* [What to produce]: The answer should consist of the full listing below, repeated exactly and free of pictures.

* [Record excerpts]:

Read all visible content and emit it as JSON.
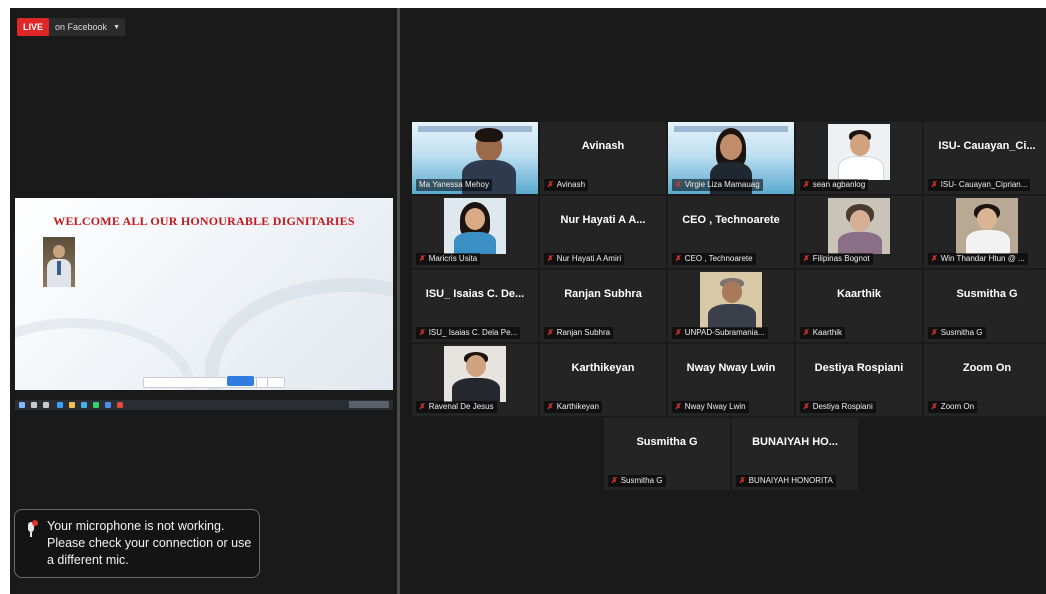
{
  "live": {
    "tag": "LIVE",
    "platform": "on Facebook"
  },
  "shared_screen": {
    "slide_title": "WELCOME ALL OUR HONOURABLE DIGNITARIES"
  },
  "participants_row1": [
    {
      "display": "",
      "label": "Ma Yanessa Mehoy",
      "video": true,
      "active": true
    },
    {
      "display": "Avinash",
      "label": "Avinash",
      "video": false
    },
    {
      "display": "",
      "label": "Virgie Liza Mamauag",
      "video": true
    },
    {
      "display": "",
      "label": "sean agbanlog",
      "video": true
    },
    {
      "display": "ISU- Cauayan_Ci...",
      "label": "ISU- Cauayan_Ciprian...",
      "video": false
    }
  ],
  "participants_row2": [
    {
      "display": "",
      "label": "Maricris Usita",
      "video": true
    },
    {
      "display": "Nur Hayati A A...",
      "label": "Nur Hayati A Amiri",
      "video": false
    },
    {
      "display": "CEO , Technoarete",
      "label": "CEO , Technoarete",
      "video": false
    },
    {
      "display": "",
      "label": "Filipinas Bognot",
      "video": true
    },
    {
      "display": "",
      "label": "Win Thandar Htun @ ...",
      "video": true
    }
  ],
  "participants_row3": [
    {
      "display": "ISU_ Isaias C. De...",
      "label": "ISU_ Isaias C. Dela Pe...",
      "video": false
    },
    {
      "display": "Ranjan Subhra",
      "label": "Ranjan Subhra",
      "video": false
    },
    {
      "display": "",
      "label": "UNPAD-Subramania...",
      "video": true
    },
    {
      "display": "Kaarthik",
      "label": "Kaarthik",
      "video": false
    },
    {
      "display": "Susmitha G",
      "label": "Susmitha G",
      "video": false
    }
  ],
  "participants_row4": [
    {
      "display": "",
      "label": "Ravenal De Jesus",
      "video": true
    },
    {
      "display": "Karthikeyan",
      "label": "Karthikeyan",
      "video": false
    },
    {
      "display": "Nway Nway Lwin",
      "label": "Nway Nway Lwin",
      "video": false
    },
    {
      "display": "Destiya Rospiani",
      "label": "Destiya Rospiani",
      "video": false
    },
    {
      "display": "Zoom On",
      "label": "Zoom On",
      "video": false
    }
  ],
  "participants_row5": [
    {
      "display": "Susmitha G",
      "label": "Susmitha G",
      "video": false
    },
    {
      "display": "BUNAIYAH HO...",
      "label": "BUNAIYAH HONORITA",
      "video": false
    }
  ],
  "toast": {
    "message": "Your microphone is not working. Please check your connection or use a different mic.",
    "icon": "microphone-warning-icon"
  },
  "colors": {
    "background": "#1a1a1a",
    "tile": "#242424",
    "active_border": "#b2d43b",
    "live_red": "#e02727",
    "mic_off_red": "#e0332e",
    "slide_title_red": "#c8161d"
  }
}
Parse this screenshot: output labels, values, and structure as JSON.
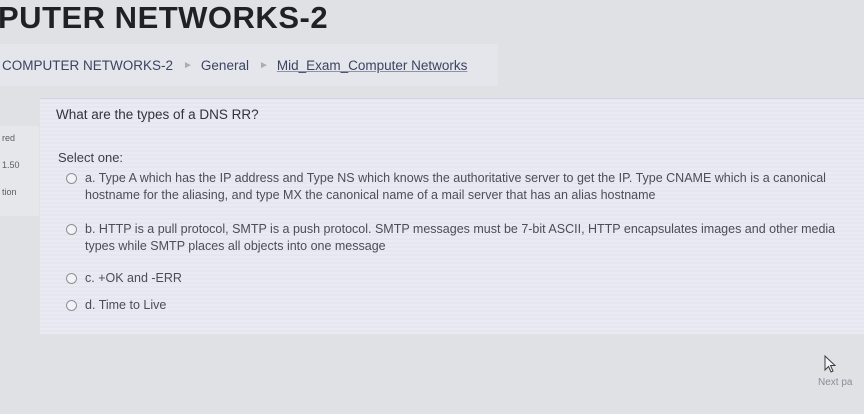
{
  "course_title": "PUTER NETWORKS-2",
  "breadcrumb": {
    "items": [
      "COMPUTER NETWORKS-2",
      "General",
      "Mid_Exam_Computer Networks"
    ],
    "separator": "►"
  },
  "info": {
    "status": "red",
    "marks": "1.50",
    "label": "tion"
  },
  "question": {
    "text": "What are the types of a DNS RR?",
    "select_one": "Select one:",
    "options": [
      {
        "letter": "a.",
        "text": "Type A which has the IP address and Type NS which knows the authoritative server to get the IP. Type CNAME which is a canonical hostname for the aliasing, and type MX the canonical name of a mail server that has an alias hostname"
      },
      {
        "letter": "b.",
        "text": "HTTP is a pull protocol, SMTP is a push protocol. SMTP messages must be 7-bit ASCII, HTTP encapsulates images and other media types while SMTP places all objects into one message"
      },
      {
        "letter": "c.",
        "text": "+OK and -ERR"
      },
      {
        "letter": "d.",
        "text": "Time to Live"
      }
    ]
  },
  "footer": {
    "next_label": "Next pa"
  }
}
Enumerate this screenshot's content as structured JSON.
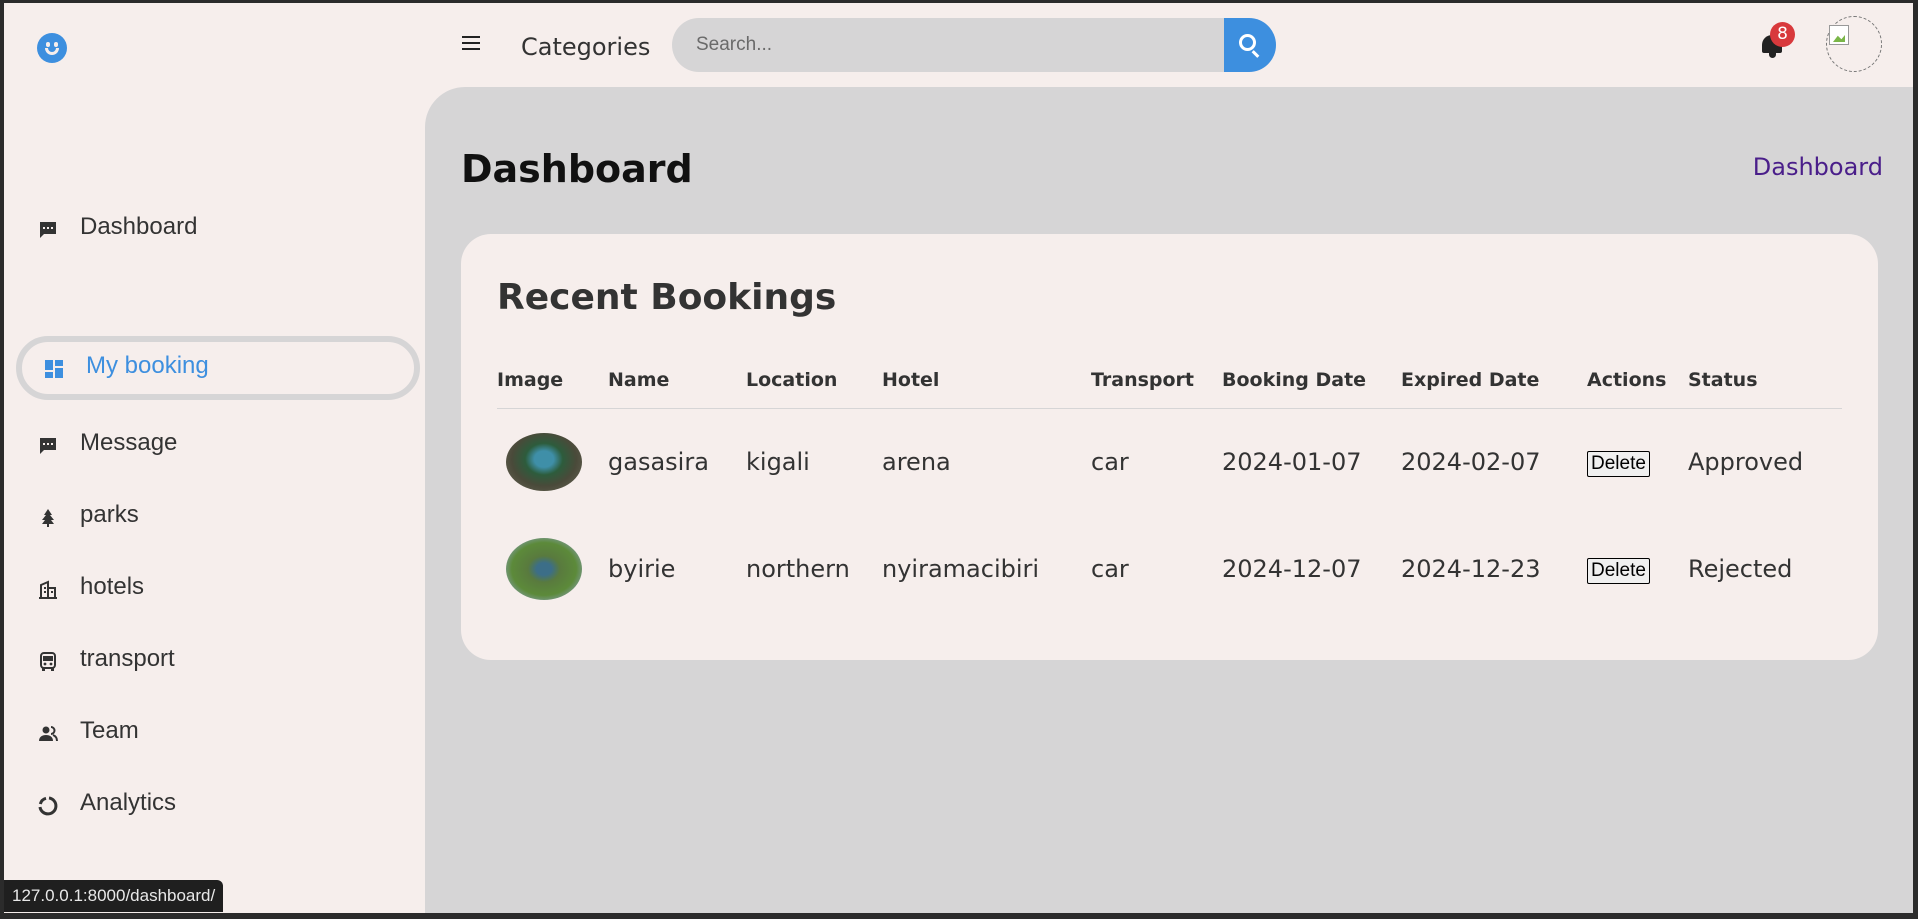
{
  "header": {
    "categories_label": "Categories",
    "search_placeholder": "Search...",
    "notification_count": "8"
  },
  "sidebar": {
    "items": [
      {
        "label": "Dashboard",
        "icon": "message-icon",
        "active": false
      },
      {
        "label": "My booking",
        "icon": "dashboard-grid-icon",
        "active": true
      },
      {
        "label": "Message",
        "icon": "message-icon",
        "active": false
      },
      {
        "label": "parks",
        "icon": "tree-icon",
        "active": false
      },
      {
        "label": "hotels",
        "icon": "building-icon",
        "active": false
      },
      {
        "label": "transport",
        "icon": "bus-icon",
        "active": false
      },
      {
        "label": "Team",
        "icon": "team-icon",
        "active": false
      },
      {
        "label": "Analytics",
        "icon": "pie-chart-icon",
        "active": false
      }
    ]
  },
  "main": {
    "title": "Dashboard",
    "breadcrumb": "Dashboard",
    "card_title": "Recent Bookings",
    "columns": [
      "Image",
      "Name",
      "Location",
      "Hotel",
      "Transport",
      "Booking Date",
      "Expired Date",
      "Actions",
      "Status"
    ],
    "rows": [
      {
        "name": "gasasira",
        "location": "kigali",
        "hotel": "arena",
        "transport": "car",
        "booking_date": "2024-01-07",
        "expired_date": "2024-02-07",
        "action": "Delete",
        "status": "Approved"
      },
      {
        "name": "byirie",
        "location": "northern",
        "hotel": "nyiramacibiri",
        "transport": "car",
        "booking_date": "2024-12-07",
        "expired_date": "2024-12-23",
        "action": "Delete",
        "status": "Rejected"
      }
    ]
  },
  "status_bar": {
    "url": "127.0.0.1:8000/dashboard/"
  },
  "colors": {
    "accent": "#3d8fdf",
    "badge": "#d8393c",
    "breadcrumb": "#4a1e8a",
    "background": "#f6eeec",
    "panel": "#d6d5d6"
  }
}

* [Output of the exercise]:
Read all visible content and emit it as JSON.
{
  "live": {
    "tag": "LIVE",
    "platform": "on Facebook"
  },
  "shared_screen": {
    "slide_title": "WELCOME ALL OUR HONOURABLE DIGNITARIES"
  },
  "participants_row1": [
    {
      "display": "",
      "label": "Ma Yanessa Mehoy",
      "video": true,
      "active": true
    },
    {
      "display": "Avinash",
      "label": "Avinash",
      "video": false
    },
    {
      "display": "",
      "label": "Virgie Liza Mamauag",
      "video": true
    },
    {
      "display": "",
      "label": "sean agbanlog",
      "video": true
    },
    {
      "display": "ISU- Cauayan_Ci...",
      "label": "ISU- Cauayan_Ciprian...",
      "video": false
    }
  ],
  "participants_row2": [
    {
      "display": "",
      "label": "Maricris Usita",
      "video": true
    },
    {
      "display": "Nur Hayati A A...",
      "label": "Nur Hayati A Amiri",
      "video": false
    },
    {
      "display": "CEO , Technoarete",
      "label": "CEO , Technoarete",
      "video": false
    },
    {
      "display": "",
      "label": "Filipinas Bognot",
      "video": true
    },
    {
      "display": "",
      "label": "Win Thandar Htun @ ...",
      "video": true
    }
  ],
  "participants_row3": [
    {
      "display": "ISU_ Isaias C. De...",
      "label": "ISU_ Isaias C. Dela Pe...",
      "video": false
    },
    {
      "display": "Ranjan Subhra",
      "label": "Ranjan Subhra",
      "video": false
    },
    {
      "display": "",
      "label": "UNPAD-Subramania...",
      "video": true
    },
    {
      "display": "Kaarthik",
      "label": "Kaarthik",
      "video": false
    },
    {
      "display": "Susmitha G",
      "label": "Susmitha G",
      "video": false
    }
  ],
  "participants_row4": [
    {
      "display": "",
      "label": "Ravenal De Jesus",
      "video": true
    },
    {
      "display": "Karthikeyan",
      "label": "Karthikeyan",
      "video": false
    },
    {
      "display": "Nway Nway Lwin",
      "label": "Nway Nway Lwin",
      "video": false
    },
    {
      "display": "Destiya Rospiani",
      "label": "Destiya Rospiani",
      "video": false
    },
    {
      "display": "Zoom On",
      "label": "Zoom On",
      "video": false
    }
  ],
  "participants_row5": [
    {
      "display": "Susmitha G",
      "label": "Susmitha G",
      "video": false
    },
    {
      "display": "BUNAIYAH HO...",
      "label": "BUNAIYAH HONORITA",
      "video": false
    }
  ],
  "toast": {
    "message": "Your microphone is not working. Please check your connection or use a different mic.",
    "icon": "microphone-warning-icon"
  },
  "colors": {
    "background": "#1a1a1a",
    "tile": "#242424",
    "active_border": "#b2d43b",
    "live_red": "#e02727",
    "mic_off_red": "#e0332e",
    "slide_title_red": "#c8161d"
  }
}
Parse this screenshot: output labels, values, and structure as JSON.
{
  "course_title": "PUTER NETWORKS-2",
  "breadcrumb": {
    "items": [
      "COMPUTER NETWORKS-2",
      "General",
      "Mid_Exam_Computer Networks"
    ],
    "separator": "►"
  },
  "info": {
    "status": "red",
    "marks": "1.50",
    "label": "tion"
  },
  "question": {
    "text": "What are the types of a DNS RR?",
    "select_one": "Select one:",
    "options": [
      {
        "letter": "a.",
        "text": "Type A which has the IP address and Type NS which knows the authoritative server to get the IP. Type CNAME which is a canonical hostname for the aliasing, and type MX the canonical name of a mail server that has an alias hostname"
      },
      {
        "letter": "b.",
        "text": "HTTP is a pull protocol, SMTP is a push protocol. SMTP messages must be 7-bit ASCII, HTTP encapsulates images and other media types while SMTP places all objects into one message"
      },
      {
        "letter": "c.",
        "text": "+OK and -ERR"
      },
      {
        "letter": "d.",
        "text": "Time to Live"
      }
    ]
  },
  "footer": {
    "next_label": "Next pa"
  }
}
Enumerate this screenshot's content as structured JSON.
{
  "header": {
    "categories_label": "Categories",
    "search_placeholder": "Search...",
    "notification_count": "8"
  },
  "sidebar": {
    "items": [
      {
        "label": "Dashboard",
        "icon": "message-icon",
        "active": false
      },
      {
        "label": "My booking",
        "icon": "dashboard-grid-icon",
        "active": true
      },
      {
        "label": "Message",
        "icon": "message-icon",
        "active": false
      },
      {
        "label": "parks",
        "icon": "tree-icon",
        "active": false
      },
      {
        "label": "hotels",
        "icon": "building-icon",
        "active": false
      },
      {
        "label": "transport",
        "icon": "bus-icon",
        "active": false
      },
      {
        "label": "Team",
        "icon": "team-icon",
        "active": false
      },
      {
        "label": "Analytics",
        "icon": "pie-chart-icon",
        "active": false
      }
    ]
  },
  "main": {
    "title": "Dashboard",
    "breadcrumb": "Dashboard",
    "card_title": "Recent Bookings",
    "columns": [
      "Image",
      "Name",
      "Location",
      "Hotel",
      "Transport",
      "Booking Date",
      "Expired Date",
      "Actions",
      "Status"
    ],
    "rows": [
      {
        "name": "gasasira",
        "location": "kigali",
        "hotel": "arena",
        "transport": "car",
        "booking_date": "2024-01-07",
        "expired_date": "2024-02-07",
        "action": "Delete",
        "status": "Approved"
      },
      {
        "name": "byirie",
        "location": "northern",
        "hotel": "nyiramacibiri",
        "transport": "car",
        "booking_date": "2024-12-07",
        "expired_date": "2024-12-23",
        "action": "Delete",
        "status": "Rejected"
      }
    ]
  },
  "status_bar": {
    "url": "127.0.0.1:8000/dashboard/"
  },
  "colors": {
    "accent": "#3d8fdf",
    "badge": "#d8393c",
    "breadcrumb": "#4a1e8a",
    "background": "#f6eeec",
    "panel": "#d6d5d6"
  }
}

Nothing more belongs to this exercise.